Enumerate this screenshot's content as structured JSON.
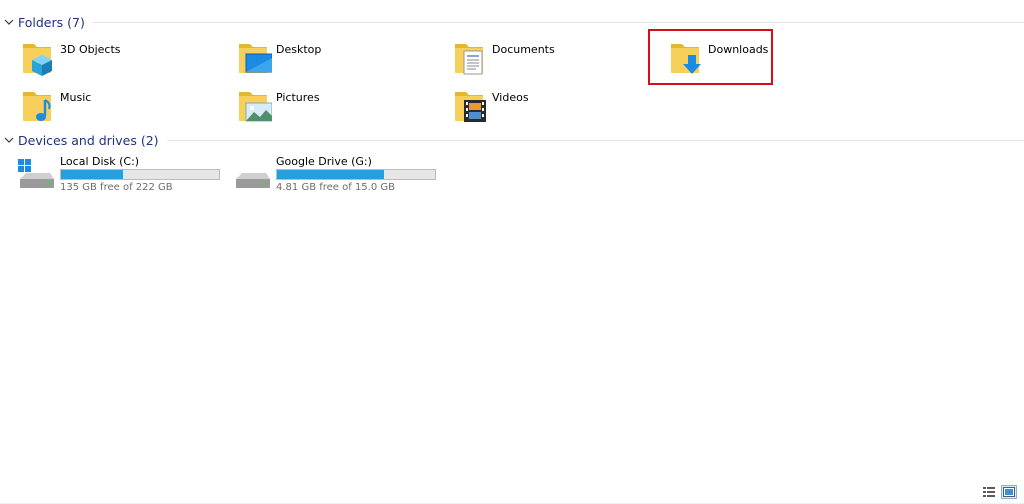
{
  "folders_group": {
    "title": "Folders (7)",
    "items": [
      {
        "label": "3D Objects",
        "icon": "3d-objects-folder-icon"
      },
      {
        "label": "Desktop",
        "icon": "desktop-folder-icon"
      },
      {
        "label": "Documents",
        "icon": "documents-folder-icon"
      },
      {
        "label": "Downloads",
        "icon": "downloads-folder-icon"
      },
      {
        "label": "Music",
        "icon": "music-folder-icon"
      },
      {
        "label": "Pictures",
        "icon": "pictures-folder-icon"
      },
      {
        "label": "Videos",
        "icon": "videos-folder-icon"
      }
    ]
  },
  "drives_group": {
    "title": "Devices and drives (2)",
    "items": [
      {
        "name": "Local Disk (C:)",
        "free_text": "135 GB free of 222 GB",
        "used_fraction": 0.39,
        "icon": "windows-disk-icon"
      },
      {
        "name": "Google Drive (G:)",
        "free_text": "4.81 GB free of 15.0 GB",
        "used_fraction": 0.68,
        "icon": "drive-icon"
      }
    ]
  },
  "colors": {
    "group_title": "#1e3287",
    "bar_fill": "#26a0da",
    "highlight": "#d50f1a",
    "folder": "#f5c542"
  },
  "view_buttons": [
    "details-view-icon",
    "large-icons-view-icon"
  ]
}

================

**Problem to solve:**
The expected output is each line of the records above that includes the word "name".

**Output:**
        "name": "Local Disk (C:)",
        "name": "Google Drive (G:)",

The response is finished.